The Liassic beds are often metamorphosed and the limestones contain garnet and wollastonite.
The Liassic coprolites are described by Buckland as resembling oblong pebbles, or kidney-potatoes; they are mostly 2 to 4 in.
And when we know that the Chrysomelidae and Buprestidae also lived in Triassic, and the Carabidae, Elateridae, Cerambycidae and Scarabaeidae, in Liassic times, we cannot doubt that the great majority of our existing families had already been differentiated at the beginning of the Mesozoic epoch.
Mesozoic rocks are represented by slates containing Ammoniles and Monotis, evidently of Triassic age, rocks containing Ammonites Bucklandi of Liassic age, a series of beds rich in plants of Jurassic age, and beds of Cretaceous age containing Trigonia and many other fossils.
Geologically they are known to date back to the Oligocene period, and wings believed to be referable to them have been found in Liassic and Jurassic beds.
Fossil Trichoptera occur in rocks of Liassic age.
The oldest beds which have yet been recognized are shales and hornstones with Liassic fossils.
The former extension of Rhaetic, Liassic and Cretaceous formations in the island is indicated by the presence of fragments of these strata in a large volcanic vent on the plateau, on the south side of the road leading from Brodick to Shiskine.
From the Permian to the Lias the sequence in the central Himalaya shows no sign of a break, nor has any unconformity been proved between the Liassic beds and the overlying Spiti shales, which contain fossils of Middle and Upper Jurassic age.
The oldest known Diatoms are represented by some specimens found entangled in the spicules of a Liassic sponge, and identified by Rothpletz as species of the recent genus Pyxidicula.
A genus Zonatrichites, compared with species of Cyanophyceae, has been described as a Calcareous alga from Liassic limestones of Silesia.
Equisetites Muensteri is a characteristic and fairly widely spread Rhaetic and Liassic species, having a comparatively slender stem, with leaf-sheaths consisting of a few broad and short leaf-segments.

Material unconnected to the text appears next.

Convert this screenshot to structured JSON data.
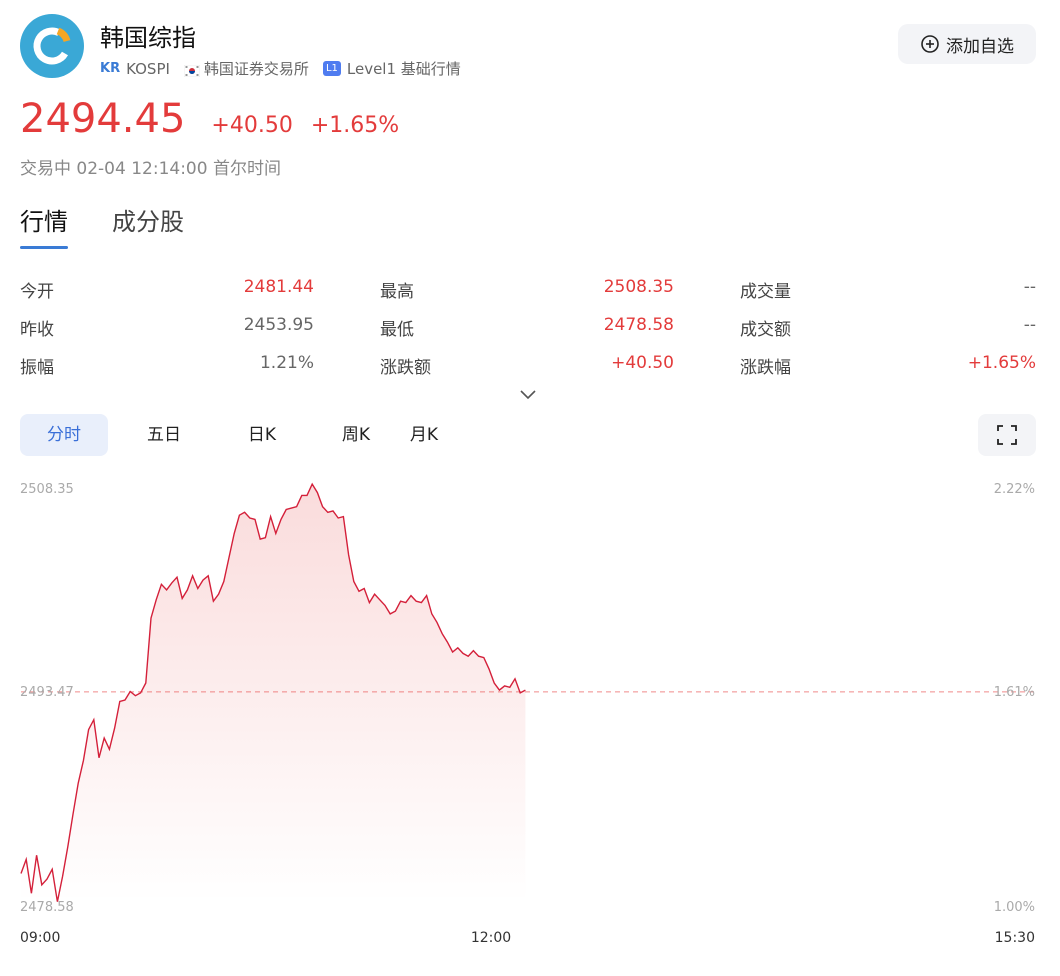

Ctenozamites occurs chiefly in the Rhaetic coal-bearing beds of Scania, and has been found also in the Liassic clays of FIG.
Ii) and Portugal, and from Liassic beds in Dorsetshire.
The well-known Whitby jet of Upper Liassic age appears to have been formed to a large extent from Araucarian wood.